The Islamic New Year, also known as Ras as-Sanah al-Hijriyah, marks the beginning of the Islamic lunar calendar. It falls on the first day of the month of Muharram. The year 2019 in the Islamic calendar will begin on August 31st.
2. Mawlid al-Nabi (Birthday of Prophet Muhammad)
The celebration of the birth of the Prophet Muhammad, peace be upon him, will take place on November 10th, 2019. This day is marked with special prayers and gatherings, where Muslims reflect on the life and teachings of the Prophet.
3. Laylat al-Bara’a (Night of Forgiveness)
Laylat al-Bara’a is a night of forgiveness and blessings, observed in the month of Sha’ban. It is believed that during this night, Allah forgives the sins of the believers. Muslims engage in prayers and seek forgiveness for themselves and their loved ones on this night, which will be on April 20th, 2019.

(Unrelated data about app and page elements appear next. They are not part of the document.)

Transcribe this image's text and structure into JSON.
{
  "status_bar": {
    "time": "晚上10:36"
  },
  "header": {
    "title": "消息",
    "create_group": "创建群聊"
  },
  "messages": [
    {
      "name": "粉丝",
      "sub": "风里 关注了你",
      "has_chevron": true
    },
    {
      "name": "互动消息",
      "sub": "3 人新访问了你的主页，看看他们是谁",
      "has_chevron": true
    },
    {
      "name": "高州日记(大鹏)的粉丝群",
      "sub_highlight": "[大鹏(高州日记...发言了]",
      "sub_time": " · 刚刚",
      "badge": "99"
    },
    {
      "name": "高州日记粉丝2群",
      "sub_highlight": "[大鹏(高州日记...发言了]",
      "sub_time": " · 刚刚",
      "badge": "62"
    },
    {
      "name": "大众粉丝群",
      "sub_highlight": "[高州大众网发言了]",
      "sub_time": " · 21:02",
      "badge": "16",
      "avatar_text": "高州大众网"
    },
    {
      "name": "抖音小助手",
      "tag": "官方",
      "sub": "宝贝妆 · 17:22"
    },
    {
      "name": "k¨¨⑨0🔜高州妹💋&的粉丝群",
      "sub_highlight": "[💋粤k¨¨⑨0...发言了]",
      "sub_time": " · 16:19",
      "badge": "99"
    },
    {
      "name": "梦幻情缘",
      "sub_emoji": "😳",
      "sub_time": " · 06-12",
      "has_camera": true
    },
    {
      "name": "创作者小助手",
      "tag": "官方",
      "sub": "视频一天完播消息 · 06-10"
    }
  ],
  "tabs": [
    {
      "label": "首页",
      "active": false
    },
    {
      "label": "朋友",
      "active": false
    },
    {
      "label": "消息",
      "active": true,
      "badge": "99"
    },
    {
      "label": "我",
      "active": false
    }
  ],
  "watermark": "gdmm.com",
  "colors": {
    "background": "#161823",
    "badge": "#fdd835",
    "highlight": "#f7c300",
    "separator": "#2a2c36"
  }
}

In the year 2019, Ramadan is expected to begin on the evening of May 5th and end on the evening of June 4th. This month of fasting signifies inner reflection, self-discipline, and a deepening of one’s faith. Muslims practice fasting from dawn till dusk and engage in increased acts of worship.

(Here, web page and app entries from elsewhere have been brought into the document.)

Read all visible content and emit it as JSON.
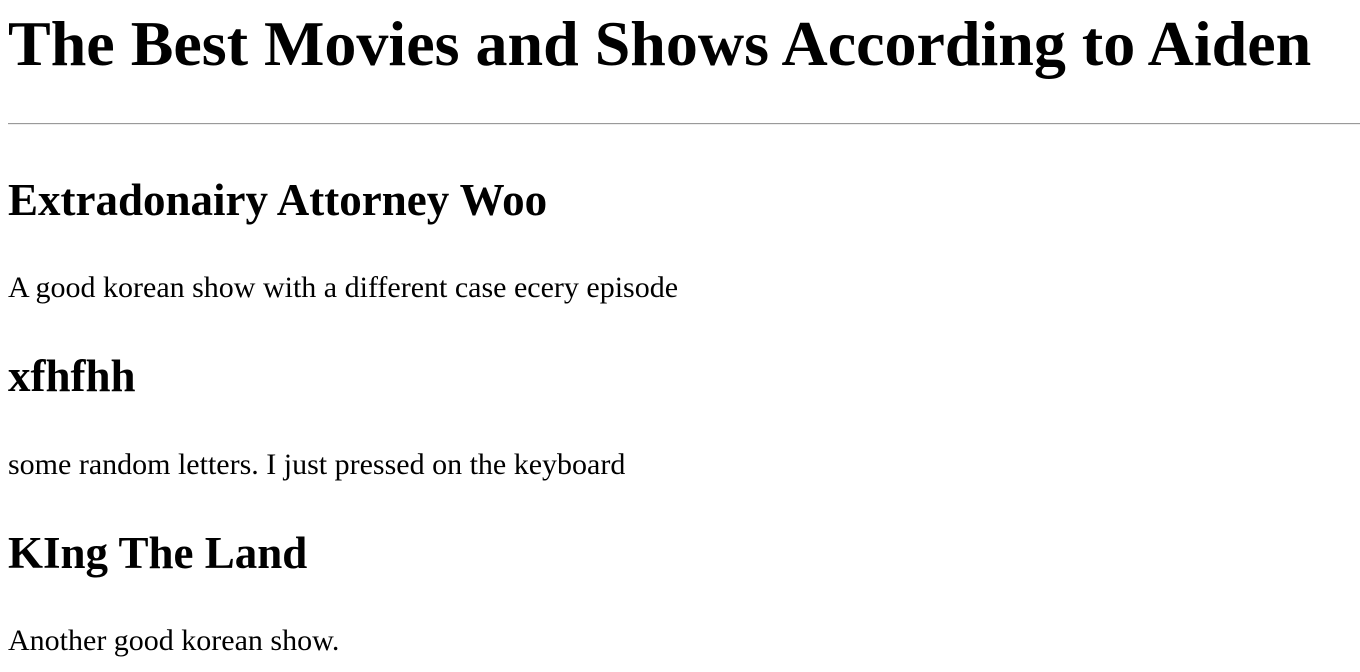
{
  "page": {
    "title": "The Best Movies and Shows According to Aiden"
  },
  "entries": [
    {
      "title": "Extradonairy Attorney Woo",
      "description": "A good korean show with a different case ecery episode"
    },
    {
      "title": "xfhfhh",
      "description": "some random letters. I just pressed on the keyboard"
    },
    {
      "title": "KIng The Land",
      "description": "Another good korean show."
    }
  ]
}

5. Eid al-Fitr
Eid al-Fitr, the joyous festival that marks the end of Ramadan, is anticipated to be celebrated on June 5th, 2019. Muslims gather for prayers, feasts, and the exchange of gifts, spreading love and joy in their communities.

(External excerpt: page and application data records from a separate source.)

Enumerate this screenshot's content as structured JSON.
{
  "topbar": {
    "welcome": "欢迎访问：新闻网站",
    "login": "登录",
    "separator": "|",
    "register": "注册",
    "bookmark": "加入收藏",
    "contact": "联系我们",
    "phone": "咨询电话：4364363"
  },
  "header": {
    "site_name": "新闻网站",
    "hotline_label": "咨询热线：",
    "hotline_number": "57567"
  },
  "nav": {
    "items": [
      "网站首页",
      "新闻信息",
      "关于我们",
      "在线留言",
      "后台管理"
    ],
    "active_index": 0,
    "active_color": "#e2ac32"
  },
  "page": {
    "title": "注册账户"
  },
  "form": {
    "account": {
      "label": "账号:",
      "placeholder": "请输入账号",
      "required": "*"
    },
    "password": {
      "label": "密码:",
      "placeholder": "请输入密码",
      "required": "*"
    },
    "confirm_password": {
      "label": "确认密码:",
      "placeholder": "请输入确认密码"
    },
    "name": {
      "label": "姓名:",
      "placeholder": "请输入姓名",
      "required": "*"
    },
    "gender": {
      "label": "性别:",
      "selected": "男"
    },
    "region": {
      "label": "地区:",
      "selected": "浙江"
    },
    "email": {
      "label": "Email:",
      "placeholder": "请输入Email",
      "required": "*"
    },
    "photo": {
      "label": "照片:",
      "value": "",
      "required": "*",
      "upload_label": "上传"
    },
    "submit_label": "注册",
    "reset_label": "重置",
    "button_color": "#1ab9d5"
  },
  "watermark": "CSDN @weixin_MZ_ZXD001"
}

In 2019, Hajj is expected to take place from August 9th to August 14th. Muslim pilgrims from all corners of the world will gather in Mecca to perform the rituals of Hajj, symbolizing unity and submission to Allah.
Frequently Asked Questions
Q: What is the significance of the Islamic calendar?
A: The Islamic calendar holds great significance in the lives of Muslims, as it determines the dates of religious observances, festivals, and events. It symbolizes the connection between Muslims worldwide and reminds them of their religious obligations and commemorations.
Q: Why does the Islamic calendar differ from the Gregorian calendar?
A: The Islamic calendar is based on the lunar cycle, while the Gregorian calendar follows the solar cycle. The Hijri calendar consists of twelve lunar months, which are shorter than the months in the Gregorian calendar. As a result, the dates of Islamic events shift each year in relation to the Gregorian calendar.
Q: How are the new moon sightings determined?
A: The new moon sightings are determined by Islamic scholars and local moon sighting committees. These committees keep an eye out for the sighting of the new moon each month, and once it is confirmed, the new month officially begins.
Q: How can I keep track of Islamic dates and festivals?
A: There are various Islamic calendars available, both in print and online, which provide the dates of Islamic events and festivals. You can also refer to local Islamic centers or websites for accurate Islamic dates in your region.
Q: Are all Muslims required to observe the same dates and festivals?
A: Some dates, such as the beginning of Ramadan and Eid al-Fitr, are observed globally by Muslims. However, other festivals and dates may vary depending on cultural and regional practices. It’s important to follow the guidelines established by the local Islamic authorities in your area.
Q: Can non-Muslims participate in Islamic festivals?
A: Islamic festivals are primarily celebrated by Muslims; however, non-Muslims are often welcome to attend and learn about the traditions and customs. It’s always best to seek permission and guidance from the hosting community or Islamic center before participating.
Q: Can the Islamic calendar be used for business or administrative purposes?
A: While the Islamic calendar is predominantly used for religious purposes, it can also be utilized for administrative and business purposes in Muslim-majority countries. However, most countries that use the Islamic calendar follow dual dating systems to accommodate international conventions.
The Islamic calendar serves as a unifying force among Muslims worldwide, enabling them to come together in observing dates that hold immense spiritual and cultural significance. By familiarizing ourselves with the Islamic calendar and the dates of upcoming festivals, we can gain a deeper understanding of our faith and the global Muslim community.
As we enter the year 2019 in the Islamic calendar, let us embrace the dates and festivals that lie ahead with love, unity, and a renewed commitment to our faith.